Given records:
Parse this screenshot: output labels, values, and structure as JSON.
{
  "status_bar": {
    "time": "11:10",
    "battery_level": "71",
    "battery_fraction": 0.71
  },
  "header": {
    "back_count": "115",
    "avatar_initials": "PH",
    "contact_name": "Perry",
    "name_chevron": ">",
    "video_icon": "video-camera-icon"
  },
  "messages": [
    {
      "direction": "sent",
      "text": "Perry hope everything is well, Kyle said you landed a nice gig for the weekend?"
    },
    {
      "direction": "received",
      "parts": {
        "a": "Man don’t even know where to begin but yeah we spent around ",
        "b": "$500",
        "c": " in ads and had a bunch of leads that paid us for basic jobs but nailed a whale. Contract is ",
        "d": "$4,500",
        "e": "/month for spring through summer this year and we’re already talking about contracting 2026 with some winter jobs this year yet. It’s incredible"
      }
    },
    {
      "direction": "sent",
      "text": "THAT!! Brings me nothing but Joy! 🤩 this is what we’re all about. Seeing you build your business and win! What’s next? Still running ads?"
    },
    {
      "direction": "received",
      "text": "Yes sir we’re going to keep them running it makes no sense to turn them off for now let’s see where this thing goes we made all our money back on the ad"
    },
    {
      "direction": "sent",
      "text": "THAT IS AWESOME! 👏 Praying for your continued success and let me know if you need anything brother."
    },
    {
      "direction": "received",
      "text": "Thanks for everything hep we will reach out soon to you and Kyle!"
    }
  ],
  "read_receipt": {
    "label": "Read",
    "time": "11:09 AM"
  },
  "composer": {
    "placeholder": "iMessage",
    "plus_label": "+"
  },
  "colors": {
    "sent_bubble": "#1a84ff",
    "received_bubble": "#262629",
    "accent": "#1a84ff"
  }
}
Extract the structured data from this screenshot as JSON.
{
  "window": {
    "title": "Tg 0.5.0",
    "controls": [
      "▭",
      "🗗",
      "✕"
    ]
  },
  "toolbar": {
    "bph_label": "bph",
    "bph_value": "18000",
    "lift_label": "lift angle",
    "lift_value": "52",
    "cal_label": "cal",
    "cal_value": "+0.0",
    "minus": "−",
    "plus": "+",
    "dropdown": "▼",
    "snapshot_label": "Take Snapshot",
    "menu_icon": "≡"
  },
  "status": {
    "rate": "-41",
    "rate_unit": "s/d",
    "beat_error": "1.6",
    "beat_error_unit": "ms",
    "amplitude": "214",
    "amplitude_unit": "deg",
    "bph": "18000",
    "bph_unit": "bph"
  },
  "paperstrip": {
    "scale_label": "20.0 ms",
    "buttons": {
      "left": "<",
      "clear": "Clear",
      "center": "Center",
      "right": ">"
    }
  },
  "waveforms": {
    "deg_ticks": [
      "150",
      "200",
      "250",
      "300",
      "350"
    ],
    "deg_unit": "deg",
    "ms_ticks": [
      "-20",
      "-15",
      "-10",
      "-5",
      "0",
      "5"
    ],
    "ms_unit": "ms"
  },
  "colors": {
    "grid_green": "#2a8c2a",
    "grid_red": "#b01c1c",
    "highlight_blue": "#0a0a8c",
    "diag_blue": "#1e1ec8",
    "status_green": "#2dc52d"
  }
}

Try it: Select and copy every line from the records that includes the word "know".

Your solution:
        "a": "Man don’t even know where to begin but yeah we spent around ",
      "text": "THAT IS AWESOME! 👏 Praying for your continued success and let me know if you need anything brother."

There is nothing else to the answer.